Inherited High Cholesterol: What is Familial Combined Hyperlipidaemia

Question: A pregnant lady has normal cholesterol, but her own mother is suffering from FH. How can she check if her baby has inherited FH? What is FCH? Should one even check the triglyceride levels? Is a person doomed to a heart attack or stroke if he has inherited high levels of cholesterol? When is drug treatment for cholesterol recommended?

Familial Combined Hyperlipidaemia

Babies who suffer from inherited familial hypercholesterolemia (FH) will have two times higher levels of LDL in the blood from their umbilical cord as compared to levels in the normal babies.

When the baby is one year old, its blood sample can be taken for testing. If the results are positive then it will help the mother to make an early start in controlling cholesterol so she can check the development of advanced atherosclerosis.

It is now very clear that high cholesterol levels can be inherited. People who develop heart disease before the age of fifty five sometimes can also inherit high triglyceride levels which progresses to a condition called familial combined hyperlipidaemia (FCH). If either of the parents or sibling has FCH then half of the first degree relative can also develop FCH.

So if one has low HDL, LDL is too high and Triglyceride level is higher than 250 – 500mg/dL or above one has probably inherited the FCH gene. And it may have then passed on to the sufferers offspring. So those children’s triglyceride level should also be checked.

An individual may not necessarily suffer from a heart attack or stroke if has inherited high cholesterol.
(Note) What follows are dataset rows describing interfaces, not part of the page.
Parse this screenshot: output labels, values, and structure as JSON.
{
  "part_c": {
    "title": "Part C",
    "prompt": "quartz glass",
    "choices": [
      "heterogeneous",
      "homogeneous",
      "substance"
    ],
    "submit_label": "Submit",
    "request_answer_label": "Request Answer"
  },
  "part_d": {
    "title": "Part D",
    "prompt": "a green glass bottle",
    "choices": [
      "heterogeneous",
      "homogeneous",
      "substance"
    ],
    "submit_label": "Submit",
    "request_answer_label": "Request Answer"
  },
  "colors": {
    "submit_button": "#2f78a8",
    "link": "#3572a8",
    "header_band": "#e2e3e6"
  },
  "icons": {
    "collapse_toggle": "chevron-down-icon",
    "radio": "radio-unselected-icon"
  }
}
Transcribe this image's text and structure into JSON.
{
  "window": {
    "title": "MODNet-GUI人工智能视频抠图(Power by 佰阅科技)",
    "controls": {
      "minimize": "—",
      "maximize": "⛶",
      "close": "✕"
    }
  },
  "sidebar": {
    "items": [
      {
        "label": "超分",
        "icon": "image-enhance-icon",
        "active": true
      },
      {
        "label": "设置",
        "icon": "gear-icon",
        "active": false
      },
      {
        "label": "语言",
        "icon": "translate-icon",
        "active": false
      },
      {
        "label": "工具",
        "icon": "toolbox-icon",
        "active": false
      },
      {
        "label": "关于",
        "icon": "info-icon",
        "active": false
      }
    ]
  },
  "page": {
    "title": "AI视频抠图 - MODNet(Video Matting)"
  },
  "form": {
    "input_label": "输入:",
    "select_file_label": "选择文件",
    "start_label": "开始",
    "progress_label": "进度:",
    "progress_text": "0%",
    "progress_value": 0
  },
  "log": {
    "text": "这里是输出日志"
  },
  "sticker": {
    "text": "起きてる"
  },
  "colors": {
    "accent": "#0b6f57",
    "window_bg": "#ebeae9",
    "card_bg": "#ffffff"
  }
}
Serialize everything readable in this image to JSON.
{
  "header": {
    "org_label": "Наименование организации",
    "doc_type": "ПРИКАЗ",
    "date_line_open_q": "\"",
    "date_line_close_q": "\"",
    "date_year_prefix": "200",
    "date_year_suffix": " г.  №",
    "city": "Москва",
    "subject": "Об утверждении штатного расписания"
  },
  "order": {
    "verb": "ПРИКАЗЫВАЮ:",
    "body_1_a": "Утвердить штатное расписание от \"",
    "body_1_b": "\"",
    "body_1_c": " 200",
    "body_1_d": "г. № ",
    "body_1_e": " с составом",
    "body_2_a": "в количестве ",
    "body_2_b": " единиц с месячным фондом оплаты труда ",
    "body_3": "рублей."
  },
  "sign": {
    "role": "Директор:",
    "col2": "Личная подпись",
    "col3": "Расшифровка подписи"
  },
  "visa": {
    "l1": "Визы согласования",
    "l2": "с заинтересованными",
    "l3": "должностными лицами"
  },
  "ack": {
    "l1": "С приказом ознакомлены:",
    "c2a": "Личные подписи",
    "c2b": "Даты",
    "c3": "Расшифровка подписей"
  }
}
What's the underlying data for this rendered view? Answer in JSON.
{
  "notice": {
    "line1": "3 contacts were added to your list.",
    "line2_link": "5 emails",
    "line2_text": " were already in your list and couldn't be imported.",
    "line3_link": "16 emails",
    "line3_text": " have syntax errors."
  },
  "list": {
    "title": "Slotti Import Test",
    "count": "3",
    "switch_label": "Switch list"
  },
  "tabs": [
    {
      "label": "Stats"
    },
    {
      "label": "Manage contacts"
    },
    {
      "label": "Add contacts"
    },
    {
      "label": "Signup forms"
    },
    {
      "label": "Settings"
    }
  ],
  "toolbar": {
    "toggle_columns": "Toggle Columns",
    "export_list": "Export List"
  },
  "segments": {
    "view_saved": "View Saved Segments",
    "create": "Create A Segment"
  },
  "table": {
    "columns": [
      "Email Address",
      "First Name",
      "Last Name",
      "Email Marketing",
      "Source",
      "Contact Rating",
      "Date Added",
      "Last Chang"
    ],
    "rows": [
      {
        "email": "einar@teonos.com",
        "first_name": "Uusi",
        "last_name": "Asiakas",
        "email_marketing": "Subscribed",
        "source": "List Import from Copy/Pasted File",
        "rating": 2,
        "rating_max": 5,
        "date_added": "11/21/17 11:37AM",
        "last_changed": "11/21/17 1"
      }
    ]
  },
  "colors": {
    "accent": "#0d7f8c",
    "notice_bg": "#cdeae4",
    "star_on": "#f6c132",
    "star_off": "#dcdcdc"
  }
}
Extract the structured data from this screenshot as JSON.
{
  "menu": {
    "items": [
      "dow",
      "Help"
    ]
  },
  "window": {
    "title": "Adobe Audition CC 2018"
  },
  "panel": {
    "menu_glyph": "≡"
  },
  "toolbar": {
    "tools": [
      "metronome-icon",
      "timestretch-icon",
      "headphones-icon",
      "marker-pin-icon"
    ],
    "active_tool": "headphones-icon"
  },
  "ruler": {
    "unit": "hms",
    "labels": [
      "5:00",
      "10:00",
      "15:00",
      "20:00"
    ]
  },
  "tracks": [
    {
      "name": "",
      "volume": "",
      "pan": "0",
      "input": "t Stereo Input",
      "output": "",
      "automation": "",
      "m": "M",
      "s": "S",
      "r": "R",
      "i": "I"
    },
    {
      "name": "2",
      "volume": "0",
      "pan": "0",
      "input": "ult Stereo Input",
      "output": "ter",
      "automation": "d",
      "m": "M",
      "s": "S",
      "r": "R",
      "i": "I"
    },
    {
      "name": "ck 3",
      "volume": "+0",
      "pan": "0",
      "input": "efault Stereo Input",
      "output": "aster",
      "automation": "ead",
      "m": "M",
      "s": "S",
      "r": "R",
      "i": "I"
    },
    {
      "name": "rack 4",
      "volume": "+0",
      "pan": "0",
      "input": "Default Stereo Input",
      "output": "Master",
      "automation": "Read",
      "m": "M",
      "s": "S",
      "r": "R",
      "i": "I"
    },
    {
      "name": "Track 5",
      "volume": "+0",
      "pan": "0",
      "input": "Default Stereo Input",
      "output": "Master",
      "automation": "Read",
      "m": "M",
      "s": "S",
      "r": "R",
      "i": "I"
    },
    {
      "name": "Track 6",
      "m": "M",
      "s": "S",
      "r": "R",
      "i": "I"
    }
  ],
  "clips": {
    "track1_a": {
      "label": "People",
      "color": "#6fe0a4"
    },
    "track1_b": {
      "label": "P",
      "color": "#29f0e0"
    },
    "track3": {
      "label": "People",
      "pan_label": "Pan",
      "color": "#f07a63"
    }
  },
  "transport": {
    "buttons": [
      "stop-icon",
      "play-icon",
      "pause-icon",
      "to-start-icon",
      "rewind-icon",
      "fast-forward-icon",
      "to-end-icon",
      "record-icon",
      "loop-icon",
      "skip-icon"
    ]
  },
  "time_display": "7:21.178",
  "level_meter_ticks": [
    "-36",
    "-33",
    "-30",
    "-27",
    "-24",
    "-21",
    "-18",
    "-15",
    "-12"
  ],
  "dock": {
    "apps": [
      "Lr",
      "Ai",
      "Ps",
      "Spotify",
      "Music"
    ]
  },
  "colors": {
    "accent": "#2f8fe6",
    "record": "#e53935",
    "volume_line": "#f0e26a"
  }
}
The individual is more likely to have premature heart disease (as compared to someone without a family history of FH). But he can also control his cholesterol and reduce the chances of early heart attack by adhering to a low-fat, low cholesterol diet.

Such diets help to increase the number of LDL receptors, which in turn leads to a decrease in LDL in the blood. But one will have to monitor their cholesterol lifelong. Excess weight should be shed off and thereby one should not exceed more than twenty pounds of ideal body weight; smoking should be avoided and Blood Pressure should be controlled.

Drug Treatment for Cholesterol

A drug treatment is advised depending on the cholesterol levels, age and other risk factors. If a fifteen year old has cholesterol level of 600mg/dL it is best to use medication and get down the cholesterol levels as quickly as possible. But if it is 280mg/dL it is better to start with dietary measures and wait until the age of twenty or twenty five to start drugs. If adults have cholesterol levels around 500mg/dL dietary methods can be started. If these fail to work after certain time, drugs such as bile acid binding resins can be used. They will lower total cholesterol by removal of LDL cholesterol.